The Jersey Girl just logged on to Amazon and ordered this. It arrived two days later at my door step in perfect order.

Now in case you're all like, "Dang, girl. I ain't rollin' in dough."  I assure you, neither is The Jersey Girl. But special times call for special celebrations, and I hooked up The Husband with the gift of caviar for Valentine's Day 2014. My purchase included five types of caviar, and was about $60. Shipping was pricey, but my Main Man is worth it. I also picked up a tub of creme fraiche, which is French sour cream. Amazon also sells the cute caviar spoons. I did not buy these.

So, right. Valentine's Day. Yeah, this post has been collecting some dust. But it's here now!

If you have a food processor with a shredding attachment, prepping the potatoes really ain't no big thang. You need to drain the bejesus out of them in a colander with a kitchen towel. It's not pretty, but you have to get the moisture out of the potatoes so that your pancakes are crispy delicious.

To get your clarified butter on, you melt a stick of butter slowly in a small saucepan. Let it chill out for a bit. The milk solids congeal at the top. You scrape that off and the golden stuff left behind is your clarified butter. A stick makes waaaaay too much for this recipe cut in half, which is what I cooked for The Husband and moi. So, like a good responsible homemaker I stored the leftovers in the fridge, where they went to die a slow and moldy death. Rest in peace, left-over clarified butter.

I must give a shout-out to my sister Michele who rocks these out during the holidays when the crowd is small. You have to make the pancakes right before you serve, so it could be a pain-in-the-bootie for the non-hostess with mostess or if your party is bumping with lots of revelers. They are fab for the New Year. My sis makes them super fly.

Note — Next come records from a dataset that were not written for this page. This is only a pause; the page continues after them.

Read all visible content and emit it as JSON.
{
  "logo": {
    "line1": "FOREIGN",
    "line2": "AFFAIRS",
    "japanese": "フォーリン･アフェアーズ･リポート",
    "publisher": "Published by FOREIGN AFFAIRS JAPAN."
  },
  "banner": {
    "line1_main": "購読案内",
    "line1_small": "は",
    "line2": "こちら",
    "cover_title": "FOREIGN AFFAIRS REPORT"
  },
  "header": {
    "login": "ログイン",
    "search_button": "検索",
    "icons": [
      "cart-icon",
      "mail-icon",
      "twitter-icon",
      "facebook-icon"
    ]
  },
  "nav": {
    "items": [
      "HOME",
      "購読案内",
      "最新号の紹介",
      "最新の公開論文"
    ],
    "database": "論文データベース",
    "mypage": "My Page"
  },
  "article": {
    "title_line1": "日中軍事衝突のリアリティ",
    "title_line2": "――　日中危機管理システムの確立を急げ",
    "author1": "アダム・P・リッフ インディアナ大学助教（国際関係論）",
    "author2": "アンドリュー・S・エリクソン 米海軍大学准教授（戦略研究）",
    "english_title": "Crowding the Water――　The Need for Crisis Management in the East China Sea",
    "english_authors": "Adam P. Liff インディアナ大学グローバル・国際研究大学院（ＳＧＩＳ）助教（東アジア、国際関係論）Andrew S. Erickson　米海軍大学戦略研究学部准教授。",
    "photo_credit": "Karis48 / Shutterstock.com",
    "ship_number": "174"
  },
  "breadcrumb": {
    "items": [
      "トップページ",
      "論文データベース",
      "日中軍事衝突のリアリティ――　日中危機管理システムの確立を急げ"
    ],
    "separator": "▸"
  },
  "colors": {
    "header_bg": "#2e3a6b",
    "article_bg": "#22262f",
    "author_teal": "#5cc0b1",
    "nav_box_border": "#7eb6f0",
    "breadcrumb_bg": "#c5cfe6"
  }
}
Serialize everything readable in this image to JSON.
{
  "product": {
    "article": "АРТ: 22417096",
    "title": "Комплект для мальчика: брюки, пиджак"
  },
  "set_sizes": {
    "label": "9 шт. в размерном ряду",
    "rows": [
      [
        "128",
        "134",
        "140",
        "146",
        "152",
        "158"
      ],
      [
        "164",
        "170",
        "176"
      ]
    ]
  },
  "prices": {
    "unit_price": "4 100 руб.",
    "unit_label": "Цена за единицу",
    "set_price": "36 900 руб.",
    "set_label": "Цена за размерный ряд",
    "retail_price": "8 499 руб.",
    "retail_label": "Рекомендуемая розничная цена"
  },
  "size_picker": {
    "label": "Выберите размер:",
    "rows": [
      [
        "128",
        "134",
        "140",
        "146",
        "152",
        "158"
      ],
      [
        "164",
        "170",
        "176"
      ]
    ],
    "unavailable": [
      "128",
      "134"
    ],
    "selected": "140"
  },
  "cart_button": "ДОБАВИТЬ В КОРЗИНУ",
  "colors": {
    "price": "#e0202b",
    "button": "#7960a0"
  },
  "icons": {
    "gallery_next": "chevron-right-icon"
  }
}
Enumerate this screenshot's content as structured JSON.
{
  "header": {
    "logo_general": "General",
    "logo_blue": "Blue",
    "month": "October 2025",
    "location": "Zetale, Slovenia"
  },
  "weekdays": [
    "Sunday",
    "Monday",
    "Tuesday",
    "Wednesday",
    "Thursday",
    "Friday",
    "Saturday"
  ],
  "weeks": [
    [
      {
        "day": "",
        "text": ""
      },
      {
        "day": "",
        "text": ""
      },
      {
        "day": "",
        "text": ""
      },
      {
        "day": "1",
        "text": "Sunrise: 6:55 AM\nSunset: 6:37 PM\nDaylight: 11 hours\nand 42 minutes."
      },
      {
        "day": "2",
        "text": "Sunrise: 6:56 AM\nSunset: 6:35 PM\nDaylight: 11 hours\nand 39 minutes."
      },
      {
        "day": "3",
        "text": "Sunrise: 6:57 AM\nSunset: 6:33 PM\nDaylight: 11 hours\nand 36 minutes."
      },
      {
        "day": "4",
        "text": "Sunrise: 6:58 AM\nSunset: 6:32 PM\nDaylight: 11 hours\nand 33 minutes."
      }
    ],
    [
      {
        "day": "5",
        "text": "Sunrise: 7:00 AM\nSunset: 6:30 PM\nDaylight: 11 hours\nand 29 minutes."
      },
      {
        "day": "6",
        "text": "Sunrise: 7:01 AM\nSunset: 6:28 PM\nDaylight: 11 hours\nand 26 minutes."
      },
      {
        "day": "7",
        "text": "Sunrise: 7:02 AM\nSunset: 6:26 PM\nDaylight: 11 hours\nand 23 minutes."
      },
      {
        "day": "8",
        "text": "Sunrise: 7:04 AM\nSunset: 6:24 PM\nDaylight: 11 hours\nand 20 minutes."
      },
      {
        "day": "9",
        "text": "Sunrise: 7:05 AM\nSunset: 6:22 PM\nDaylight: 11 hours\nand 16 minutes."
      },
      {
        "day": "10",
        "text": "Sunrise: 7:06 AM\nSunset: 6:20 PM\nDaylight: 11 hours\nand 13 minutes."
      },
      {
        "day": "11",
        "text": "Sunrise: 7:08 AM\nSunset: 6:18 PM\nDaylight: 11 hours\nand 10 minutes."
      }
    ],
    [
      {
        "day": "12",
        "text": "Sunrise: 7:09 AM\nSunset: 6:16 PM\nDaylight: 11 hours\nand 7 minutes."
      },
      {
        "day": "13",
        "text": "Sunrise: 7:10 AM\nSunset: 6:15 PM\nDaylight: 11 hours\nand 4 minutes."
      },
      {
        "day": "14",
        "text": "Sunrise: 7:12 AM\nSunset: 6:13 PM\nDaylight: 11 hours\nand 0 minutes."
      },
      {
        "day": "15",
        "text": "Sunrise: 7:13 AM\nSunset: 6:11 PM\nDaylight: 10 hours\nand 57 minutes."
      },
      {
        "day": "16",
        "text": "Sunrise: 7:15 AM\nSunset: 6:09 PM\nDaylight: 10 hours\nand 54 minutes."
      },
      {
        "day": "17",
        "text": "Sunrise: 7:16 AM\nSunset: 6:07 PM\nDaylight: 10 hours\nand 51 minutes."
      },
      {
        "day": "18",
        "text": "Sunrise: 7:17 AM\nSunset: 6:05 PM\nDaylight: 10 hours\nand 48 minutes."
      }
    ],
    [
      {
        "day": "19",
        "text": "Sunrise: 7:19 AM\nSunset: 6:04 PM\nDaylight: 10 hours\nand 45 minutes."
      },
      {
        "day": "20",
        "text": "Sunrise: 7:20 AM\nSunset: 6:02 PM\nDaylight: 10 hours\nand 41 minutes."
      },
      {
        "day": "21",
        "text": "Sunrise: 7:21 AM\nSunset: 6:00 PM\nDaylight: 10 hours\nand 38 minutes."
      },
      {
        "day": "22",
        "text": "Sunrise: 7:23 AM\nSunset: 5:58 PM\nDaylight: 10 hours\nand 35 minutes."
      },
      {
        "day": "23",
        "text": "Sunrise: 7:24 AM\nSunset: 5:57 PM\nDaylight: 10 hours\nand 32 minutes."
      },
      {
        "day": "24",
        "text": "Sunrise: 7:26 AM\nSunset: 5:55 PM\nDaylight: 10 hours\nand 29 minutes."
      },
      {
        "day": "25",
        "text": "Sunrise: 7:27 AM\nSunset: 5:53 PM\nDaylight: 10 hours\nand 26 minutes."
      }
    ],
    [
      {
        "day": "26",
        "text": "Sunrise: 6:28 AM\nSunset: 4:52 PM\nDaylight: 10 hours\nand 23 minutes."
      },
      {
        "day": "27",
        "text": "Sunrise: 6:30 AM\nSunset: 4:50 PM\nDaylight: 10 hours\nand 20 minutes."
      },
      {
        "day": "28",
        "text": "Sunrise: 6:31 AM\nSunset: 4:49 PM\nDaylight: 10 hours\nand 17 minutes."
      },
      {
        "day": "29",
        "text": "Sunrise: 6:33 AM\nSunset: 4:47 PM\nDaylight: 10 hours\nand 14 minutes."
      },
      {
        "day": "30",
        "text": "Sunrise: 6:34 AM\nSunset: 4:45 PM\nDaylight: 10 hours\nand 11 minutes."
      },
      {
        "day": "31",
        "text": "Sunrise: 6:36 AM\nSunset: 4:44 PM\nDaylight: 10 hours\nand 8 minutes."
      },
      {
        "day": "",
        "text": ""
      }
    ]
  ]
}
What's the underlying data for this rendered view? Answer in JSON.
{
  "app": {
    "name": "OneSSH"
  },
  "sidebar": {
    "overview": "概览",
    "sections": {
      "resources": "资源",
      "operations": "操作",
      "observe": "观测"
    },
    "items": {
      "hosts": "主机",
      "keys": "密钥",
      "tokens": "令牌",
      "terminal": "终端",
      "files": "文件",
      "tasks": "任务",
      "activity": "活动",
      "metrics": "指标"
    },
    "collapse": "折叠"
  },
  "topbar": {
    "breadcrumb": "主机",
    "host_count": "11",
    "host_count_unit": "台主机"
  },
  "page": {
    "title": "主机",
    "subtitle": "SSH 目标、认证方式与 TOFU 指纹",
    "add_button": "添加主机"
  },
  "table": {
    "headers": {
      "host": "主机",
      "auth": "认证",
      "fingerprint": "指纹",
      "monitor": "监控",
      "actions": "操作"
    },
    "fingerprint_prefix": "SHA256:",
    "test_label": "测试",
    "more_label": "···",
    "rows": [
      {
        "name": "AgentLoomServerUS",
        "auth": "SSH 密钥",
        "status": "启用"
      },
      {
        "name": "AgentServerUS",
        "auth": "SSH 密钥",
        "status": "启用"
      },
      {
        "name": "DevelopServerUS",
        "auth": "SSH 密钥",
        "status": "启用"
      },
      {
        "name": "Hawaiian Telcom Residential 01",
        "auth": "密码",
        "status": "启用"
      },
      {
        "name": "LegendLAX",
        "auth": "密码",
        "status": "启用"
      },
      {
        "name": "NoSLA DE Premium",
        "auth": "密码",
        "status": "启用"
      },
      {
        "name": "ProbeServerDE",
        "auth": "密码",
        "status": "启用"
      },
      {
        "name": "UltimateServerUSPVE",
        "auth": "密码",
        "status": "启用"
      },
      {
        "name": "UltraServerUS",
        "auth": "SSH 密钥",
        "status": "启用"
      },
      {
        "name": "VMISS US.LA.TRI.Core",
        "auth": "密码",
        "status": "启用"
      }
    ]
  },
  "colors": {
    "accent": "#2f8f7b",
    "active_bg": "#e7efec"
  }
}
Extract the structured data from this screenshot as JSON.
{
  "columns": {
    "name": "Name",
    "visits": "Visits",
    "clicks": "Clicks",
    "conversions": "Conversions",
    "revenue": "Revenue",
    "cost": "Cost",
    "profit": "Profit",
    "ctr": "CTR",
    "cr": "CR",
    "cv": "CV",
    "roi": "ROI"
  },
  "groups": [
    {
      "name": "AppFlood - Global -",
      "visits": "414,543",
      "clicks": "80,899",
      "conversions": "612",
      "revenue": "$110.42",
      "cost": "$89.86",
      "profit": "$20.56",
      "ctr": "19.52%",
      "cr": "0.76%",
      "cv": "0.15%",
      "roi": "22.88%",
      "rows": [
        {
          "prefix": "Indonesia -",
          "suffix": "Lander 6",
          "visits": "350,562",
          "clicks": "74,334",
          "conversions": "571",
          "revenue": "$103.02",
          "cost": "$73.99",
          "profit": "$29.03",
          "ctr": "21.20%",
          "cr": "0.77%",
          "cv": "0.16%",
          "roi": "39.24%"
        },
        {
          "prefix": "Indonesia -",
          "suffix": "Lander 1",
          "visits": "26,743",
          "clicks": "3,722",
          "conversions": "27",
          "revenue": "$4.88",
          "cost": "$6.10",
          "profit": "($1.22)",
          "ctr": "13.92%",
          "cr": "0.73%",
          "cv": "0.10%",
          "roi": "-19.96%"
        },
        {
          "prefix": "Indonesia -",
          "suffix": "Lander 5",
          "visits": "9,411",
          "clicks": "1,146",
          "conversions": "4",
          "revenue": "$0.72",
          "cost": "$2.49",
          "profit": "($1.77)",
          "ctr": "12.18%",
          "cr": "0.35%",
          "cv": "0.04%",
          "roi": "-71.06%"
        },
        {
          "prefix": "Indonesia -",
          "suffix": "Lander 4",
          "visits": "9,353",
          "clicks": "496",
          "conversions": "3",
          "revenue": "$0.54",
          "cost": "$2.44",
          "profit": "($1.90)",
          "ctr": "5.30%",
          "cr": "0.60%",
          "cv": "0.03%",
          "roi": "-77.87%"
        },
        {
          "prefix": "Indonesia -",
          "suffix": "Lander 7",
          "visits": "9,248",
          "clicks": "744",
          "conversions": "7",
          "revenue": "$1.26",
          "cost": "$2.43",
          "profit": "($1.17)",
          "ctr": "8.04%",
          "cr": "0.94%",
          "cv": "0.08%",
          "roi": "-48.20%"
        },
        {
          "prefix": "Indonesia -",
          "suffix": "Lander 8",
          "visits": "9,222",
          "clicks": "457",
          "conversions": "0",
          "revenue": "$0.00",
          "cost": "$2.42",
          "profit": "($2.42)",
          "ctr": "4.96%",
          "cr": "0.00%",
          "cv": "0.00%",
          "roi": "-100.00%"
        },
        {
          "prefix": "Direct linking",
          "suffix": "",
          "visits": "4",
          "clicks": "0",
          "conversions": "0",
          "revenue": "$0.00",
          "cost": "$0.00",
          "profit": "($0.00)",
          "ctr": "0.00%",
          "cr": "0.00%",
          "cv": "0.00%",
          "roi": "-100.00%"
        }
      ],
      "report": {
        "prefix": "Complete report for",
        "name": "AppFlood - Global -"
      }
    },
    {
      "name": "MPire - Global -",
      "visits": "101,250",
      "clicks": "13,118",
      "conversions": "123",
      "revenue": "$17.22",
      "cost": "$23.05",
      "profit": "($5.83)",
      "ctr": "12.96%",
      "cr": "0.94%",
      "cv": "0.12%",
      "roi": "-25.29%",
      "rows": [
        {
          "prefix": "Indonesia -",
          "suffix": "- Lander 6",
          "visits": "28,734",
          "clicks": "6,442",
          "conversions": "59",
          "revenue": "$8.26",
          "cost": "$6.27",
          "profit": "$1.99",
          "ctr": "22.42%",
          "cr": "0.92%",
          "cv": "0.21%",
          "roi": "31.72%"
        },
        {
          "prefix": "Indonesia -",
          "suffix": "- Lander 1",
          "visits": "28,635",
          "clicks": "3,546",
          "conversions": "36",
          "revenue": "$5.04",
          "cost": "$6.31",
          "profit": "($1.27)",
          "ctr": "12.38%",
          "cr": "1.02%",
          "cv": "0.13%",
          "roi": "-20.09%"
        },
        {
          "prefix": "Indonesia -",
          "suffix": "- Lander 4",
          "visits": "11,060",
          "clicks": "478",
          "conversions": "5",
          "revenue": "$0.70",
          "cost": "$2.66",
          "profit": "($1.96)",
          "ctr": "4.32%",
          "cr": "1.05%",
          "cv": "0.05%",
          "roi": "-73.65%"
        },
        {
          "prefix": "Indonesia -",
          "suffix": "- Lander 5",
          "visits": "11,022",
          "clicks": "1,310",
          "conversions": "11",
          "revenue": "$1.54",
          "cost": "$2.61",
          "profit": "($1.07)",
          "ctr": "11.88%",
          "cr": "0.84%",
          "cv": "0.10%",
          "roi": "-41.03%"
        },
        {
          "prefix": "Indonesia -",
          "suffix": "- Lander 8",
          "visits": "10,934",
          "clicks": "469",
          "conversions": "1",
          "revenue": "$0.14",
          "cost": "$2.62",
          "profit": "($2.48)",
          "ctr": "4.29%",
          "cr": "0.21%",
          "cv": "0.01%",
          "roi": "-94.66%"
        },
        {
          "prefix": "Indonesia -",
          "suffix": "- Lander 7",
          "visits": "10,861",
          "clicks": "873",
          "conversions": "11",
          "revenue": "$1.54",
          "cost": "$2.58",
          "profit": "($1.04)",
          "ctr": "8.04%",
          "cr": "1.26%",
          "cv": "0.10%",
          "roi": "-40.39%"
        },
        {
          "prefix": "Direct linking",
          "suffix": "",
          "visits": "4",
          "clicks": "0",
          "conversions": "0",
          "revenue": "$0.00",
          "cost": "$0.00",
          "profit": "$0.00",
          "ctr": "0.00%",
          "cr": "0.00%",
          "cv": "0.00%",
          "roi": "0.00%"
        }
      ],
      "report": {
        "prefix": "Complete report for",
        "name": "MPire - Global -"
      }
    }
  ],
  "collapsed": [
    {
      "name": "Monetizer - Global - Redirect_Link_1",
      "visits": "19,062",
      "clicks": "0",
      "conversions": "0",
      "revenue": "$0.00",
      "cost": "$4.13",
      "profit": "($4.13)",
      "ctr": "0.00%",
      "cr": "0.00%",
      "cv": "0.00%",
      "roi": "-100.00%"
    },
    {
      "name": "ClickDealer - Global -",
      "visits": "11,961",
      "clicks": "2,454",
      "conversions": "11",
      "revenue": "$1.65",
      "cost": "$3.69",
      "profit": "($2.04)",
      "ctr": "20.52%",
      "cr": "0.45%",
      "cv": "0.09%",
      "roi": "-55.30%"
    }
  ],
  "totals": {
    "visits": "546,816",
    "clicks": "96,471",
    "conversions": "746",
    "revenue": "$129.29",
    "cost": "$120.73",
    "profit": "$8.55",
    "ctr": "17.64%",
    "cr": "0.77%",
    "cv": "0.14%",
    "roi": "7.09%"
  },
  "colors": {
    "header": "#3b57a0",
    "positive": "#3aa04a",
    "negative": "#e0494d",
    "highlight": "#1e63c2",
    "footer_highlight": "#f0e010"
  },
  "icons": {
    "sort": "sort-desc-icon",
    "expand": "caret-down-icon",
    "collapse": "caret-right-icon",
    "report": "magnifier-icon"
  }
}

Anywho, ain't no shame in getting your fancy on no matter what the occasion:

Potato Pancakes with Caviar
Serves 6 to 8
From "Barefoot Contessa Parties!"
By Ina Garten

4 large baking potatoes
2 extra large eggs, whisked
6 Tbsp. all-purpose flour
2 1/2 tsp. kosher salt
1/2 tsp. freshly ground black pepper
6 Tbsp. clarified butter
1/2 cup creme fraiche or sour cream
About 3 1/4 ounces (100 grams) good caviar or salmon roe

Peel the potatoes and grate them lengthwise. Place them in a colander or kitchen towel and squeeze out as much liquid as possible. Combine the potatoes in a bowl with the eggs, flour, salt and pepper. Mix well.

Melt 2 Tbsp. of the clarified butter in a skillet over medium heat. Drop a tablespoon of the potato mixture into the sizzling butter. Flatten with a spatula and cook for 2 minutes. Turn, flatten again, and cook for another 2 minutes or until crisp on the outside and golden brown. Serve the pancakes hot from the skillet with a dollop of creme fraiche and a teaspoon of caviar.

Clarified butter instructions: To make 6 Tbsp., clarified butter, slowly melt 8 Tbsp. butter in a small saucepan. Set it aside until the milk solids settle. Spoon off any solids that rise, then carefully pour of the golden liquid, discarding the milk part in the bottom of the pan.